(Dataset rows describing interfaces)
= = = =

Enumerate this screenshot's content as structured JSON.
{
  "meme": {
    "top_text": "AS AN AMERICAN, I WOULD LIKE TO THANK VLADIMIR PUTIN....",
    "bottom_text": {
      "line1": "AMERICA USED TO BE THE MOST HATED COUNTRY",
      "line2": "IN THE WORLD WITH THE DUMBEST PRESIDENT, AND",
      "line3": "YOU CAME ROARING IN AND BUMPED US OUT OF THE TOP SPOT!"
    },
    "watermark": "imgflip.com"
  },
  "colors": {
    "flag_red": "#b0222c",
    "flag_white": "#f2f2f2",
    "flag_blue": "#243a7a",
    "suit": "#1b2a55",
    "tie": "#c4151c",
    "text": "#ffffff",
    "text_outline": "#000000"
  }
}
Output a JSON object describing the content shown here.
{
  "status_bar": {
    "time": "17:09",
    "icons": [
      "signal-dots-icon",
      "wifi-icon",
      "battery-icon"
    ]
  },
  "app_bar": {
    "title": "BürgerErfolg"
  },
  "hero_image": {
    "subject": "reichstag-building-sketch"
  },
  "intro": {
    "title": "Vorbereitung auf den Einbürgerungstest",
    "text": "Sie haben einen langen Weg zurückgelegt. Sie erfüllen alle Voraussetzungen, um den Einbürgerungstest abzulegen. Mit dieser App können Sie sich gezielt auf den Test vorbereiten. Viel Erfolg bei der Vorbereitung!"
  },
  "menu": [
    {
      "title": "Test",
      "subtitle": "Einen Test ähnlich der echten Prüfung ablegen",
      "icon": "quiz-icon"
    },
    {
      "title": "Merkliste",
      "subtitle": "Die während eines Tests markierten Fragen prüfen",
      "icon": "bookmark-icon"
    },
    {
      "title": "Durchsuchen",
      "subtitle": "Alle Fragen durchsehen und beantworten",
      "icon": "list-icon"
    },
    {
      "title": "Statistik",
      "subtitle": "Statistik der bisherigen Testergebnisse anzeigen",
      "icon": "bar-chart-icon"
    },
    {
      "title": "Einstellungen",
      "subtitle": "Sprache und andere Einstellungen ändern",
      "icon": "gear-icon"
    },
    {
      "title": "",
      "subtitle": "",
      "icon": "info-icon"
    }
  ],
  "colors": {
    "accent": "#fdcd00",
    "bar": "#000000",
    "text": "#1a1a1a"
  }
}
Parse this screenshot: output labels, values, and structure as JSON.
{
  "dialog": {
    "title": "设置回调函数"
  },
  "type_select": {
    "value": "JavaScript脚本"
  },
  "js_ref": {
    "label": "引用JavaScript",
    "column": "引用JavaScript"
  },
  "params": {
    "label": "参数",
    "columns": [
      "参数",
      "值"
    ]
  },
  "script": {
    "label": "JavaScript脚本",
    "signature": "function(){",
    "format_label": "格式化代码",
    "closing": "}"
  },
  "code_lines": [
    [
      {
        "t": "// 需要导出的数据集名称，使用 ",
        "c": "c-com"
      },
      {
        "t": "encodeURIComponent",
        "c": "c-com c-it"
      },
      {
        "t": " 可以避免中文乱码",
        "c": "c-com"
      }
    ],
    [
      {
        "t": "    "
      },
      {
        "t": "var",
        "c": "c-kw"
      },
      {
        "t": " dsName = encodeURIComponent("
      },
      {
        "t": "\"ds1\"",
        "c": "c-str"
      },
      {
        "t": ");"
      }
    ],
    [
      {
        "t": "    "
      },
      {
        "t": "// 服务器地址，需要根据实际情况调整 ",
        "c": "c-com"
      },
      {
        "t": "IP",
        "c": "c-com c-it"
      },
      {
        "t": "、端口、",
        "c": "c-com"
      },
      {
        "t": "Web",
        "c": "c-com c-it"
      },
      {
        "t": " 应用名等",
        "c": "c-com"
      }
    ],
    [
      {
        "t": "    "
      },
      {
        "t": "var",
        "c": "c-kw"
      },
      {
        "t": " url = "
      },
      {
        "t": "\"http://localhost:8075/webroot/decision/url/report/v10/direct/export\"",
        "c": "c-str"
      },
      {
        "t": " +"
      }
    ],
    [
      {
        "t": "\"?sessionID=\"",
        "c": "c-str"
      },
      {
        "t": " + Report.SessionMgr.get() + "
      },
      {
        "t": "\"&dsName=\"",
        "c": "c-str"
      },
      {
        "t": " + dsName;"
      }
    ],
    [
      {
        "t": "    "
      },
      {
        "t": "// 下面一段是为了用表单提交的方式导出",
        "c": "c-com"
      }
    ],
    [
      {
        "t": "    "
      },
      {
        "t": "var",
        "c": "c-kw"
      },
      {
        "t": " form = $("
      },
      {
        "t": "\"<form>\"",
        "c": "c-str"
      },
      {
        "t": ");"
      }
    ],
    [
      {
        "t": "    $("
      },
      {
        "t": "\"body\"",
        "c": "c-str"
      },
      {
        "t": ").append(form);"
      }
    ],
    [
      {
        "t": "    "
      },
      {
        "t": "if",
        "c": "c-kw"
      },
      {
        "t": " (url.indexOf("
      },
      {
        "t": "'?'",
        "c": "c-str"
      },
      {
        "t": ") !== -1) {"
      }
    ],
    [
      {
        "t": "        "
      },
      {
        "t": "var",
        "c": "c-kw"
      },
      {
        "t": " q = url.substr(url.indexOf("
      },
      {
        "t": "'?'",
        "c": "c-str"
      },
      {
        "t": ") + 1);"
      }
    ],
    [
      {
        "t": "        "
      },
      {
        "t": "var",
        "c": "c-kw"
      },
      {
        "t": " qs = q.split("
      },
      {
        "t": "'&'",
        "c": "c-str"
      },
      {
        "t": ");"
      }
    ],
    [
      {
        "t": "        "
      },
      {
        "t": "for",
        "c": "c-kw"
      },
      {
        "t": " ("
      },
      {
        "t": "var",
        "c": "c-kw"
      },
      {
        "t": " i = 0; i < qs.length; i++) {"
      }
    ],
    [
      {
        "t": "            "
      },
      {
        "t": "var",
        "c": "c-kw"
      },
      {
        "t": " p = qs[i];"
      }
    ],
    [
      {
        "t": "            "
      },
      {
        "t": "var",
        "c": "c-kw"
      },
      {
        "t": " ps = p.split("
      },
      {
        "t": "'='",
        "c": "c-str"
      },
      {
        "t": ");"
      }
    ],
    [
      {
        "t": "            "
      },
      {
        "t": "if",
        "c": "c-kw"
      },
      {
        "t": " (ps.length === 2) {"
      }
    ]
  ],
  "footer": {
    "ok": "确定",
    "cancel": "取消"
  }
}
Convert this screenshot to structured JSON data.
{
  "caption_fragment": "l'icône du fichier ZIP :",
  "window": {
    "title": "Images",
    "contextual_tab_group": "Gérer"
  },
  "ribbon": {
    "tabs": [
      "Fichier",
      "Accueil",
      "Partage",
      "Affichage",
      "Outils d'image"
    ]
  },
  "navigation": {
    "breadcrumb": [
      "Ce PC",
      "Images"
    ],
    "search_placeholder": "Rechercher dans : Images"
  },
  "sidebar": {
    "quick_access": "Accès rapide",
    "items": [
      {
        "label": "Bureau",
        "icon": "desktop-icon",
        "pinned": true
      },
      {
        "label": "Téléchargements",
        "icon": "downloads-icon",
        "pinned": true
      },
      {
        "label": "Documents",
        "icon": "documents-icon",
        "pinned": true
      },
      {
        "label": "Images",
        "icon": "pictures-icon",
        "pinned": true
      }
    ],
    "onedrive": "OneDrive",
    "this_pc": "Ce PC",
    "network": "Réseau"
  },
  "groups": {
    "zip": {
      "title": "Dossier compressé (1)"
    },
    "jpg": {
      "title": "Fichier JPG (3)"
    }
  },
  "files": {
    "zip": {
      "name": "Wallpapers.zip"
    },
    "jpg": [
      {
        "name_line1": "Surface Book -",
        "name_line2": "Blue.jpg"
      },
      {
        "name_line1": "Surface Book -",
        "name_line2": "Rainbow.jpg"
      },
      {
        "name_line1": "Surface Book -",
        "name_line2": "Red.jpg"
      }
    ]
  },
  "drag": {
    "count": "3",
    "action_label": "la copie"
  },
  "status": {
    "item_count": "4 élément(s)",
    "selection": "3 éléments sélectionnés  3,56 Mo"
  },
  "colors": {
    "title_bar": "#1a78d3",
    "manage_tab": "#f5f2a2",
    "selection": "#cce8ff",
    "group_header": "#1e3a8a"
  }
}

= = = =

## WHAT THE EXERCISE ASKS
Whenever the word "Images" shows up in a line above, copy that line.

## THE COMPLETED TASK
    "title": "Images",
      "Images"
    "search_placeholder": "Rechercher dans : Images"
        "label": "Images",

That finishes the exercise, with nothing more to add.